[Website and app data records]

Segment Open

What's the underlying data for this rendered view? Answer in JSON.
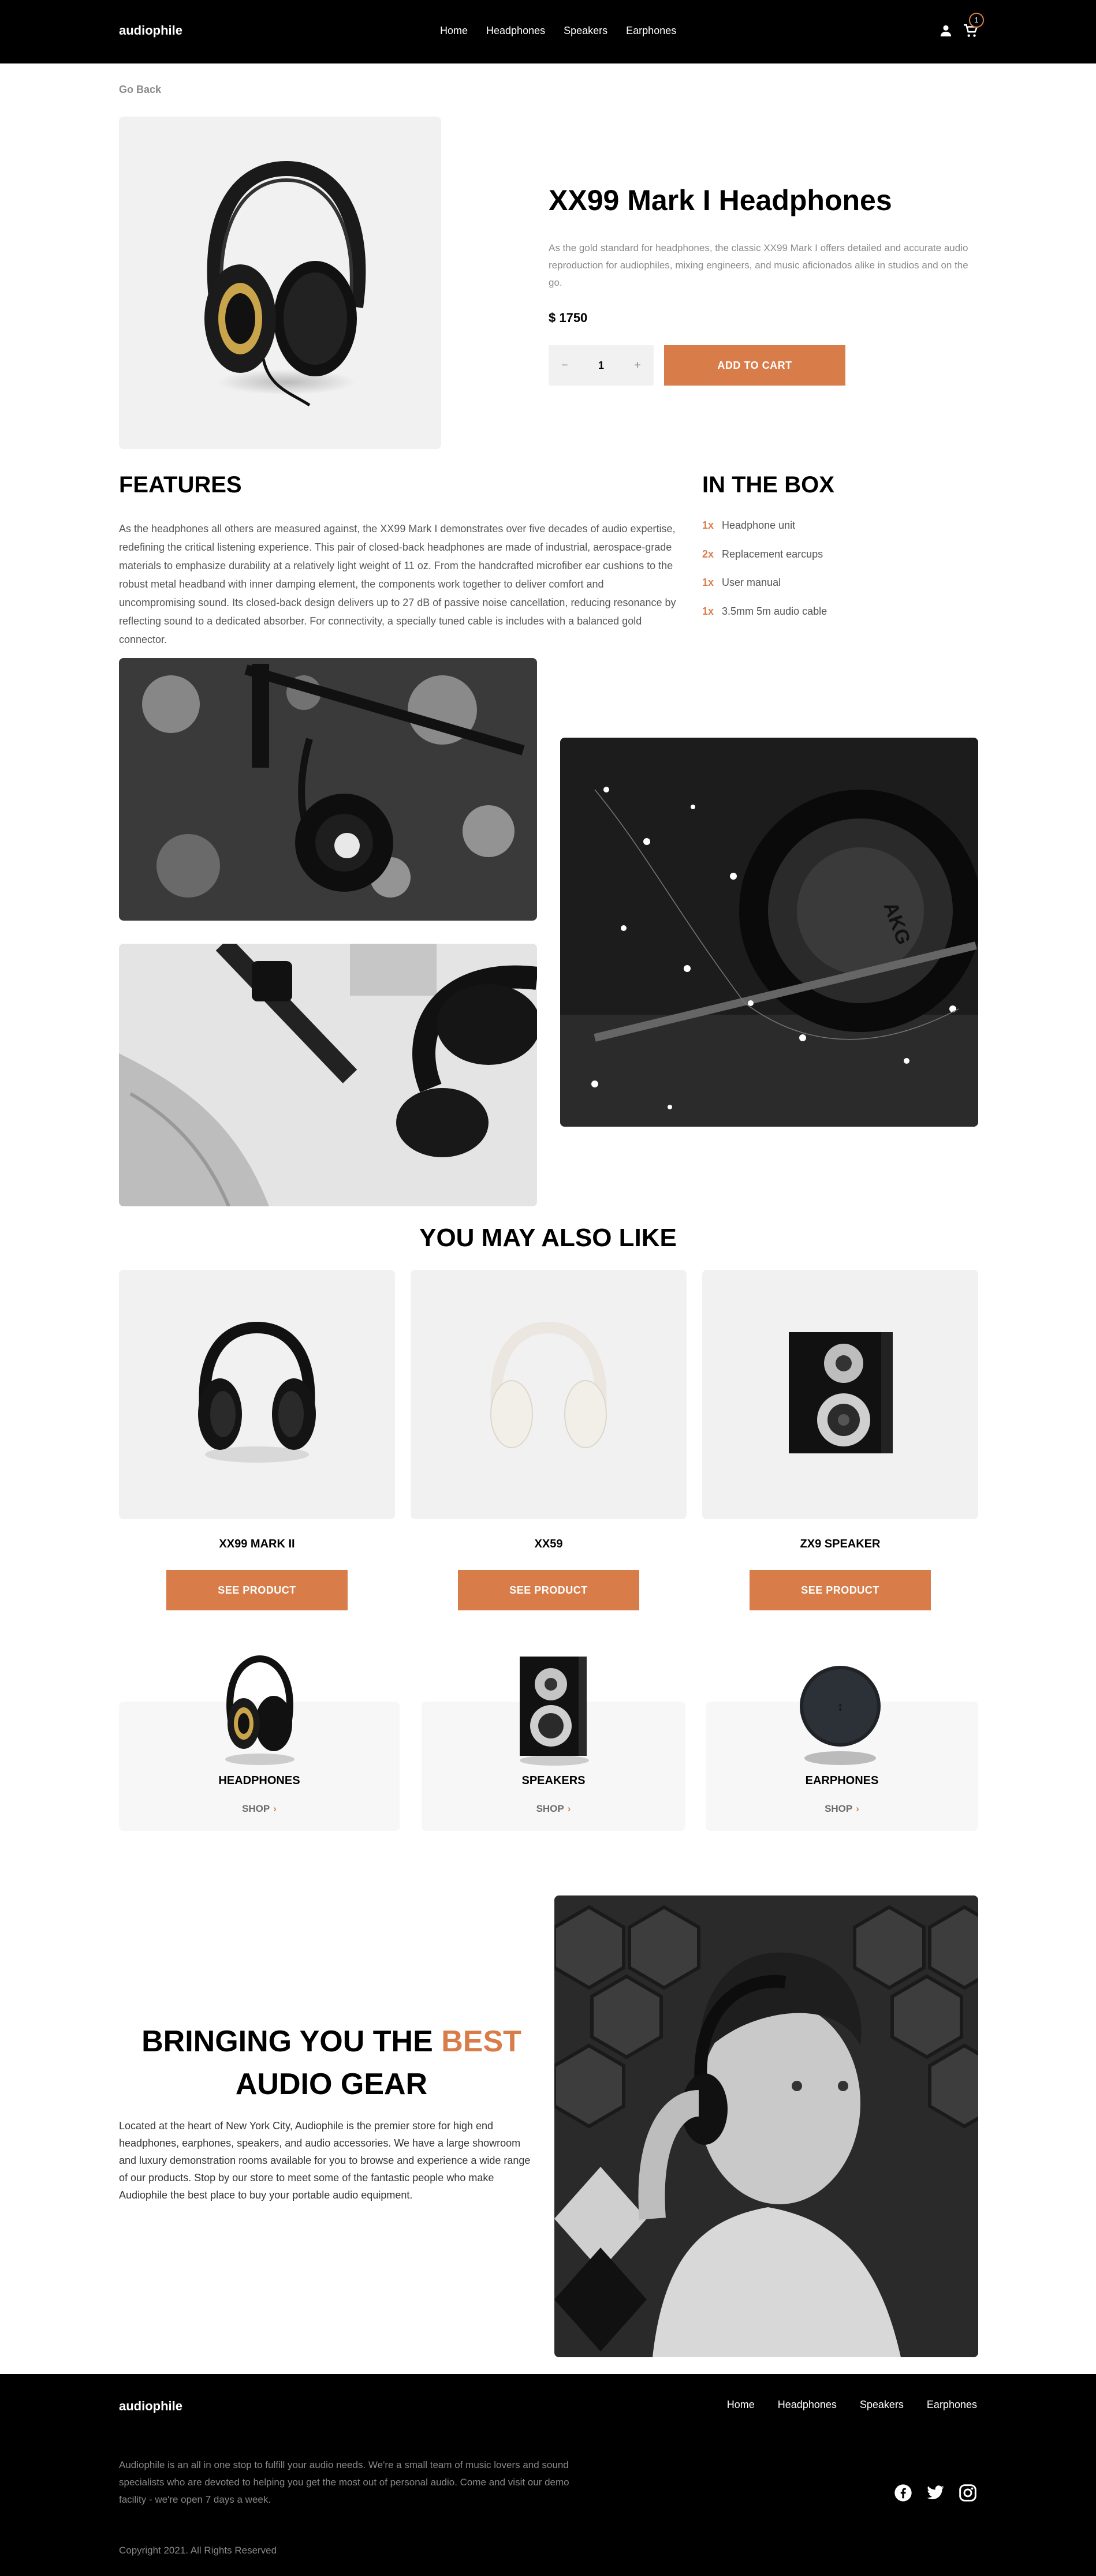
{
  "brand": "audiophile",
  "nav": [
    "Home",
    "Headphones",
    "Speakers",
    "Earphones"
  ],
  "cart_count": "1",
  "go_back": "Go Back",
  "product": {
    "title": "XX99 Mark I Headphones",
    "description": "As the gold standard for headphones, the classic XX99 Mark I offers detailed and accurate audio reproduction for audiophiles, mixing engineers, and music aficionados alike in studios and on the go.",
    "price": "$ 1750",
    "quantity": "1",
    "minus": "−",
    "plus": "+",
    "add_to_cart": "ADD TO CART"
  },
  "features": {
    "title": "FEATURES",
    "text": "As the headphones all others are measured against, the XX99 Mark I demonstrates over five decades of audio expertise, redefining the critical listening experience. This pair of closed-back headphones are made of industrial, aerospace-grade materials to emphasize durability at a relatively light weight of 11 oz. From the handcrafted microfiber ear cushions to the robust metal headband with inner damping element, the components work together to deliver comfort and uncompromising sound. Its closed-back design delivers up to 27 dB of passive noise cancellation, reducing resonance by reflecting sound to a dedicated absorber. For connectivity, a specially tuned cable is includes with a balanced gold connector."
  },
  "in_the_box": {
    "title": "IN THE BOX",
    "items": [
      {
        "qty": "1x",
        "name": "Headphone unit"
      },
      {
        "qty": "2x",
        "name": "Replacement earcups"
      },
      {
        "qty": "1x",
        "name": "User manual"
      },
      {
        "qty": "1x",
        "name": "3.5mm 5m audio cable"
      }
    ]
  },
  "you_may_also_like": {
    "title": "YOU MAY ALSO LIKE",
    "items": [
      {
        "name": "XX99 MARK II",
        "button": "SEE PRODUCT"
      },
      {
        "name": "XX59",
        "button": "SEE PRODUCT"
      },
      {
        "name": "ZX9 SPEAKER",
        "button": "SEE PRODUCT"
      }
    ]
  },
  "categories": [
    {
      "name": "HEADPHONES",
      "link": "SHOP"
    },
    {
      "name": "SPEAKERS",
      "link": "SHOP"
    },
    {
      "name": "EARPHONES",
      "link": "SHOP"
    }
  ],
  "about": {
    "title_part1": "BRINGING YOU THE ",
    "title_highlight": "BEST",
    "title_part2": "AUDIO GEAR",
    "text": "Located at the heart of New York City, Audiophile is the premier store for high end headphones, earphones, speakers, and audio accessories. We have a large showroom and luxury demonstration rooms available for you to browse and experience a wide range of our products. Stop by our store to meet some of the fantastic people who make Audiophile the best place to buy your portable audio equipment."
  },
  "footer": {
    "text": "Audiophile is an all in one stop to fulfill your audio needs. We're a small team of music lovers and sound specialists who are devoted to helping you get the most out of personal audio. Come and visit our demo facility - we're open 7 days a week.",
    "copyright": "Copyright 2021. All Rights Reserved"
  },
  "colors": {
    "accent": "#d87d4a",
    "dark": "#000000",
    "light_gray": "#f1f1f1"
  },
  "icons": [
    "user-icon",
    "cart-icon",
    "chevron-right-icon",
    "facebook-icon",
    "twitter-icon",
    "instagram-icon"
  ]
}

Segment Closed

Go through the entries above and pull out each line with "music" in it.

    "description": "As the gold standard for headphones, the classic XX99 Mark I offers detailed and accurate audio reproduction for audiophiles, mixing engineers, and music aficionados alike in studios and on the go.",
    "text": "Audiophile is an all in one stop to fulfill your audio needs. We're a small team of music lovers and sound specialists who are devoted to helping you get the most out of personal audio. Come and visit our demo facility - we're open 7 days a week.",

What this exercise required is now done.